-- Opening Marker --

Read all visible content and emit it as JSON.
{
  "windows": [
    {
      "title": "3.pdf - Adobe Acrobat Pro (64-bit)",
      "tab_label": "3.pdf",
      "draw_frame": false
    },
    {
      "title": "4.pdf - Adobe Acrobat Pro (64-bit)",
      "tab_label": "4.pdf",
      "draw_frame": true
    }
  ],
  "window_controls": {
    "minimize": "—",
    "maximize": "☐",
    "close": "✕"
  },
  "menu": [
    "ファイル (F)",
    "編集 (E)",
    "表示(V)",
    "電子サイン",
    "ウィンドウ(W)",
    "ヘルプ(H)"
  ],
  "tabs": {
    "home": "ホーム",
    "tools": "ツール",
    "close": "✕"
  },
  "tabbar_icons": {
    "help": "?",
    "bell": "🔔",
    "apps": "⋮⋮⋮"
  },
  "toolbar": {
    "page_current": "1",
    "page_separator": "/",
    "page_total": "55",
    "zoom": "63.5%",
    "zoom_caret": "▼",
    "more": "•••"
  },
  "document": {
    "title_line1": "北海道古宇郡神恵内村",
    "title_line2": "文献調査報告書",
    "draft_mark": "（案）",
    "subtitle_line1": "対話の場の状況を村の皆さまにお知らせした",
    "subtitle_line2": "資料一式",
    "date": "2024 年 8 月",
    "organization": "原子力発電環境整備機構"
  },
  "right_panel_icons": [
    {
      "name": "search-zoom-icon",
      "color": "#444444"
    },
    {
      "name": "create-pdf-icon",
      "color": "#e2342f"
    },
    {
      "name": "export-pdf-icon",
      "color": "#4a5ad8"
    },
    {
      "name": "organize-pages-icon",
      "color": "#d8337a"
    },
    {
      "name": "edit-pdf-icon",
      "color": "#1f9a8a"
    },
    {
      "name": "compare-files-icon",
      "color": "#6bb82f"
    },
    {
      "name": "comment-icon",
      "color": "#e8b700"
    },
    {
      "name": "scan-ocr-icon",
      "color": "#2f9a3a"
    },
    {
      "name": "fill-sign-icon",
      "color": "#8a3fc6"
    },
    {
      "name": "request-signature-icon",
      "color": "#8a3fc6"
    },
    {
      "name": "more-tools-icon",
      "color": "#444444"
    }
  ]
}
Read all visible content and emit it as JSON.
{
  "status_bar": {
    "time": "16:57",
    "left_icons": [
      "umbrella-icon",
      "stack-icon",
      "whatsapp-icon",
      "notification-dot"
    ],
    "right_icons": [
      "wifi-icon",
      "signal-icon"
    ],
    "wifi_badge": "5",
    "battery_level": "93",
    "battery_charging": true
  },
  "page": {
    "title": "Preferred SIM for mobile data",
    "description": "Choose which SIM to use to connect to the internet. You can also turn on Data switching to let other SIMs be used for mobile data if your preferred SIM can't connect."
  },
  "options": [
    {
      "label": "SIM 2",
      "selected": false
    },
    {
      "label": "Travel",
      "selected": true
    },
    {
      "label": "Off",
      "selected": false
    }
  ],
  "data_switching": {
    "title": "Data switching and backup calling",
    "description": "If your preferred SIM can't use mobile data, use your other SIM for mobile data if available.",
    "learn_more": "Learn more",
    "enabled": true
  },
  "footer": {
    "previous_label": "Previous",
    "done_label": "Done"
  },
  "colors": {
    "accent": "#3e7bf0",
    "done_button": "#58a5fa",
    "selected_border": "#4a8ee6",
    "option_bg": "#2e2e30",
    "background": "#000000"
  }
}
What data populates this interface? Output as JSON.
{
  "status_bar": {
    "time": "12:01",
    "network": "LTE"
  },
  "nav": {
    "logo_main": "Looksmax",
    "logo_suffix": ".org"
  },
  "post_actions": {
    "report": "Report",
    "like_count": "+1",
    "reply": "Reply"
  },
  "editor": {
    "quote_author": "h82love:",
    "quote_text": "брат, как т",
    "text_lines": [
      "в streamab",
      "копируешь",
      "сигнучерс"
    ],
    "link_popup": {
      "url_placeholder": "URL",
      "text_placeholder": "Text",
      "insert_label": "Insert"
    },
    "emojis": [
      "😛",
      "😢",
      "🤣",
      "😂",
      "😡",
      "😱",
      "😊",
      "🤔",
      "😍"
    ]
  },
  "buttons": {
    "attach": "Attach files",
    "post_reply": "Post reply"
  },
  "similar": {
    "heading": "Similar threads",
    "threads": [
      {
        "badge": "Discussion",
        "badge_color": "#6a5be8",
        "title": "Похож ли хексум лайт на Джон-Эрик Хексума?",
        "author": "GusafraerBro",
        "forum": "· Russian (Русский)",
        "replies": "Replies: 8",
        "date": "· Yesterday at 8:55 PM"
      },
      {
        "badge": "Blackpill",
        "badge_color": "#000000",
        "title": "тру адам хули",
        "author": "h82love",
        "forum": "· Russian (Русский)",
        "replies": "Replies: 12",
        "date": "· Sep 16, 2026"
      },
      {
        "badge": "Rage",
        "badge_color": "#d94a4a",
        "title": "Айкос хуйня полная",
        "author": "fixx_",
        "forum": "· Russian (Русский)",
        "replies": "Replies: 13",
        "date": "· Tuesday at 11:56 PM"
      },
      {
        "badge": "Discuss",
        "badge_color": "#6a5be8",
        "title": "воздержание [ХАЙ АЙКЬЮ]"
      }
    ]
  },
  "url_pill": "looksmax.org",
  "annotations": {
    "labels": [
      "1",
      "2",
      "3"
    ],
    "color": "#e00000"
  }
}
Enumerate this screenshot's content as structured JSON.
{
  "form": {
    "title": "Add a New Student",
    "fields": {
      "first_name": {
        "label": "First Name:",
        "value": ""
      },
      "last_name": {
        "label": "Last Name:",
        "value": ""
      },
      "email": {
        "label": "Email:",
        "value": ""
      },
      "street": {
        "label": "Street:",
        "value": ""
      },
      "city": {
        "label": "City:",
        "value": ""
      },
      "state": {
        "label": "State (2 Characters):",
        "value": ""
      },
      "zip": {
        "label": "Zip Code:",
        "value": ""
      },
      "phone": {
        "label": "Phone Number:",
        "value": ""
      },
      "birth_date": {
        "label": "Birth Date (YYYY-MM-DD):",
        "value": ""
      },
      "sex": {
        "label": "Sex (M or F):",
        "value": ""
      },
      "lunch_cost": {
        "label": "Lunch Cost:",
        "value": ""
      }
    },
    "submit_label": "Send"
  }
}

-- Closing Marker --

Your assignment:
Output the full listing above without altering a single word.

Result of this exercise:
Read all visible content and emit it as JSON.
{
  "windows": [
    {
      "title": "3.pdf - Adobe Acrobat Pro (64-bit)",
      "tab_label": "3.pdf",
      "draw_frame": false
    },
    {
      "title": "4.pdf - Adobe Acrobat Pro (64-bit)",
      "tab_label": "4.pdf",
      "draw_frame": true
    }
  ],
  "window_controls": {
    "minimize": "—",
    "maximize": "☐",
    "close": "✕"
  },
  "menu": [
    "ファイル (F)",
    "編集 (E)",
    "表示(V)",
    "電子サイン",
    "ウィンドウ(W)",
    "ヘルプ(H)"
  ],
  "tabs": {
    "home": "ホーム",
    "tools": "ツール",
    "close": "✕"
  },
  "tabbar_icons": {
    "help": "?",
    "bell": "🔔",
    "apps": "⋮⋮⋮"
  },
  "toolbar": {
    "page_current": "1",
    "page_separator": "/",
    "page_total": "55",
    "zoom": "63.5%",
    "zoom_caret": "▼",
    "more": "•••"
  },
  "document": {
    "title_line1": "北海道古宇郡神恵内村",
    "title_line2": "文献調査報告書",
    "draft_mark": "（案）",
    "subtitle_line1": "対話の場の状況を村の皆さまにお知らせした",
    "subtitle_line2": "資料一式",
    "date": "2024 年 8 月",
    "organization": "原子力発電環境整備機構"
  },
  "right_panel_icons": [
    {
      "name": "search-zoom-icon",
      "color": "#444444"
    },
    {
      "name": "create-pdf-icon",
      "color": "#e2342f"
    },
    {
      "name": "export-pdf-icon",
      "color": "#4a5ad8"
    },
    {
      "name": "organize-pages-icon",
      "color": "#d8337a"
    },
    {
      "name": "edit-pdf-icon",
      "color": "#1f9a8a"
    },
    {
      "name": "compare-files-icon",
      "color": "#6bb82f"
    },
    {
      "name": "comment-icon",
      "color": "#e8b700"
    },
    {
      "name": "scan-ocr-icon",
      "color": "#2f9a3a"
    },
    {
      "name": "fill-sign-icon",
      "color": "#8a3fc6"
    },
    {
      "name": "request-signature-icon",
      "color": "#8a3fc6"
    },
    {
      "name": "more-tools-icon",
      "color": "#444444"
    }
  ]
}
Read all visible content and emit it as JSON.
{
  "status_bar": {
    "time": "16:57",
    "left_icons": [
      "umbrella-icon",
      "stack-icon",
      "whatsapp-icon",
      "notification-dot"
    ],
    "right_icons": [
      "wifi-icon",
      "signal-icon"
    ],
    "wifi_badge": "5",
    "battery_level": "93",
    "battery_charging": true
  },
  "page": {
    "title": "Preferred SIM for mobile data",
    "description": "Choose which SIM to use to connect to the internet. You can also turn on Data switching to let other SIMs be used for mobile data if your preferred SIM can't connect."
  },
  "options": [
    {
      "label": "SIM 2",
      "selected": false
    },
    {
      "label": "Travel",
      "selected": true
    },
    {
      "label": "Off",
      "selected": false
    }
  ],
  "data_switching": {
    "title": "Data switching and backup calling",
    "description": "If your preferred SIM can't use mobile data, use your other SIM for mobile data if available.",
    "learn_more": "Learn more",
    "enabled": true
  },
  "footer": {
    "previous_label": "Previous",
    "done_label": "Done"
  },
  "colors": {
    "accent": "#3e7bf0",
    "done_button": "#58a5fa",
    "selected_border": "#4a8ee6",
    "option_bg": "#2e2e30",
    "background": "#000000"
  }
}
What data populates this interface? Output as JSON.
{
  "status_bar": {
    "time": "12:01",
    "network": "LTE"
  },
  "nav": {
    "logo_main": "Looksmax",
    "logo_suffix": ".org"
  },
  "post_actions": {
    "report": "Report",
    "like_count": "+1",
    "reply": "Reply"
  },
  "editor": {
    "quote_author": "h82love:",
    "quote_text": "брат, как т",
    "text_lines": [
      "в streamab",
      "копируешь",
      "сигнучерс"
    ],
    "link_popup": {
      "url_placeholder": "URL",
      "text_placeholder": "Text",
      "insert_label": "Insert"
    },
    "emojis": [
      "😛",
      "😢",
      "🤣",
      "😂",
      "😡",
      "😱",
      "😊",
      "🤔",
      "😍"
    ]
  },
  "buttons": {
    "attach": "Attach files",
    "post_reply": "Post reply"
  },
  "similar": {
    "heading": "Similar threads",
    "threads": [
      {
        "badge": "Discussion",
        "badge_color": "#6a5be8",
        "title": "Похож ли хексум лайт на Джон-Эрик Хексума?",
        "author": "GusafraerBro",
        "forum": "· Russian (Русский)",
        "replies": "Replies: 8",
        "date": "· Yesterday at 8:55 PM"
      },
      {
        "badge": "Blackpill",
        "badge_color": "#000000",
        "title": "тру адам хули",
        "author": "h82love",
        "forum": "· Russian (Русский)",
        "replies": "Replies: 12",
        "date": "· Sep 16, 2026"
      },
      {
        "badge": "Rage",
        "badge_color": "#d94a4a",
        "title": "Айкос хуйня полная",
        "author": "fixx_",
        "forum": "· Russian (Русский)",
        "replies": "Replies: 13",
        "date": "· Tuesday at 11:56 PM"
      },
      {
        "badge": "Discuss",
        "badge_color": "#6a5be8",
        "title": "воздержание [ХАЙ АЙКЬЮ]"
      }
    ]
  },
  "url_pill": "looksmax.org",
  "annotations": {
    "labels": [
      "1",
      "2",
      "3"
    ],
    "color": "#e00000"
  }
}
Enumerate this screenshot's content as structured JSON.
{
  "form": {
    "title": "Add a New Student",
    "fields": {
      "first_name": {
        "label": "First Name:",
        "value": ""
      },
      "last_name": {
        "label": "Last Name:",
        "value": ""
      },
      "email": {
        "label": "Email:",
        "value": ""
      },
      "street": {
        "label": "Street:",
        "value": ""
      },
      "city": {
        "label": "City:",
        "value": ""
      },
      "state": {
        "label": "State (2 Characters):",
        "value": ""
      },
      "zip": {
        "label": "Zip Code:",
        "value": ""
      },
      "phone": {
        "label": "Phone Number:",
        "value": ""
      },
      "birth_date": {
        "label": "Birth Date (YYYY-MM-DD):",
        "value": ""
      },
      "sex": {
        "label": "Sex (M or F):",
        "value": ""
      },
      "lunch_cost": {
        "label": "Lunch Cost:",
        "value": ""
      }
    },
    "submit_label": "Send"
  }
}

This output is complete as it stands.